Hitler Berates His Generals in Newly Discovered Document

'I'm dead scared to be away for a day or only five hours, because something might happen,' the Nazi dictator says in transcript found in Russian archives.

AP

The discovery of a previously unknown rant by Adolf Hitler reveals that the German dictator lost faith in his generals a lot earlier than thought until now.

Hitler's meltdown during a meeting with generals in his Berlin bunker towards the end of the war is well known from the 2005 film "The Downfall."

But the new document, discovered in the Russian Defense Ministry archives by researchers Matthias Uhl and Johannes Harter, dates from 1942, one year after the invasion of the Soviet Union.

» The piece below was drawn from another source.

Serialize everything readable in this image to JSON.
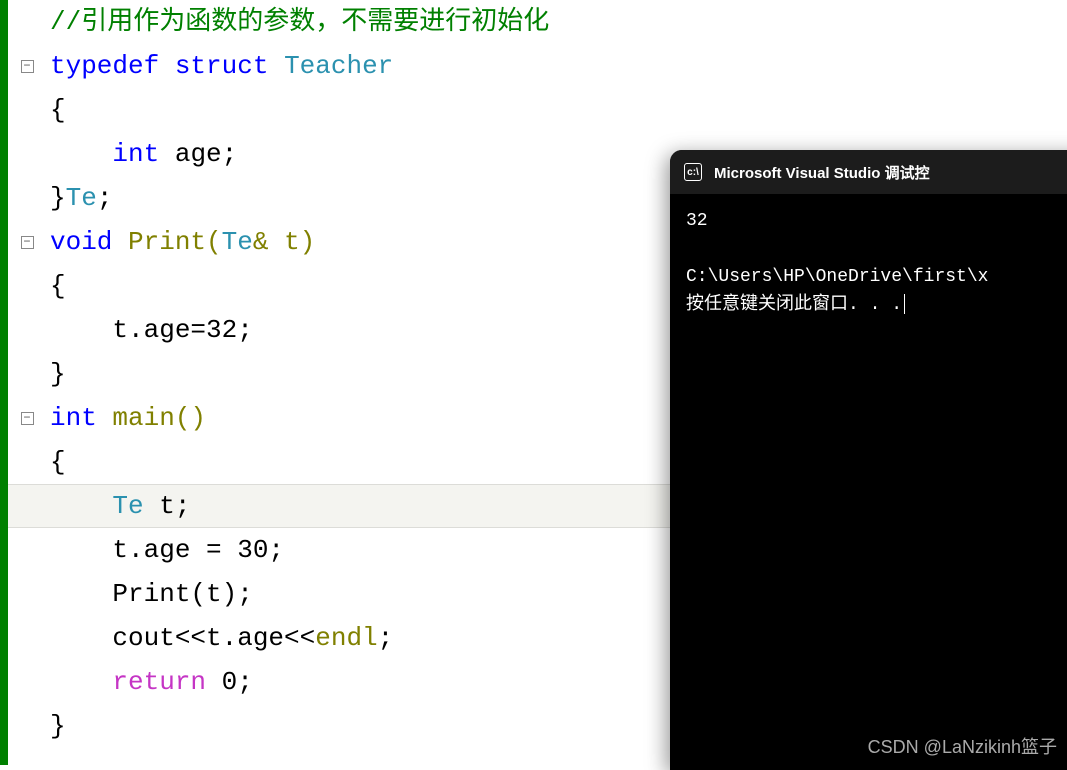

The document is the transcript of an 85-minute conversation between Hitler and Field Marshall Wilhelm Keitel, head of the German high command for most of the war. It is due to be published in the next issue of the German Quarterly Journal of Contemporary History. Extracts have been published by Der Spiegel magazine.

The conversation took place on September 18, 1942 in Vinnitsa in Ukraine, site of one of Hitler's headquarters during the war on the Eastern Front. By then, the German invasion had stalled at the entrance to Moscow, though the collapse in Stalingrad had yet to happen.

In it, Hitler derided Colonel-General Franz Halder, chief of staff of the army, as a man who "cannot decide if an attack is to be made with 100 men, with six battalions or two divisions."

He called Field Marshall Wilhelm List, commander of Army Group A, a "flabby leader" and General Field Marshall Fedor von Bock, head of Army Group B, a man who "failed completely in his mission."

The combined strength of the three Army Groups that invaded the Soviet Union in June 1941 was some three million men.

Hitler also accused the Wehrmacht leadership of "ignoring my commands," calling their inability to listen to him "an indecency."

"I speak to them every day" Hitler complained. "This is quite useless."

The Keitel monologue clearly illustrates Hitler's view that he was indispensable to the German was effort.

"I'm dead scared to be away for a day or only five hours, because something might happen," he said, according to the transcript. "If I was today to get, for example, a canal root infection, I cannot leave, I must remain here."

The transcript also shows that Hitler believed the Sixth Army under General Friedrich Paulus, which was then already in Stalingrad, would be successful in capturing the key Russian city.

"He deserves the job because the fall of Stalingrad will under all circumstances be bound up with his name," Hitler said of Paulus.

But he was wrong. Paulus surrendered to the Red Army on February 2 1943, with the loss of over 250,000 men killed or captured.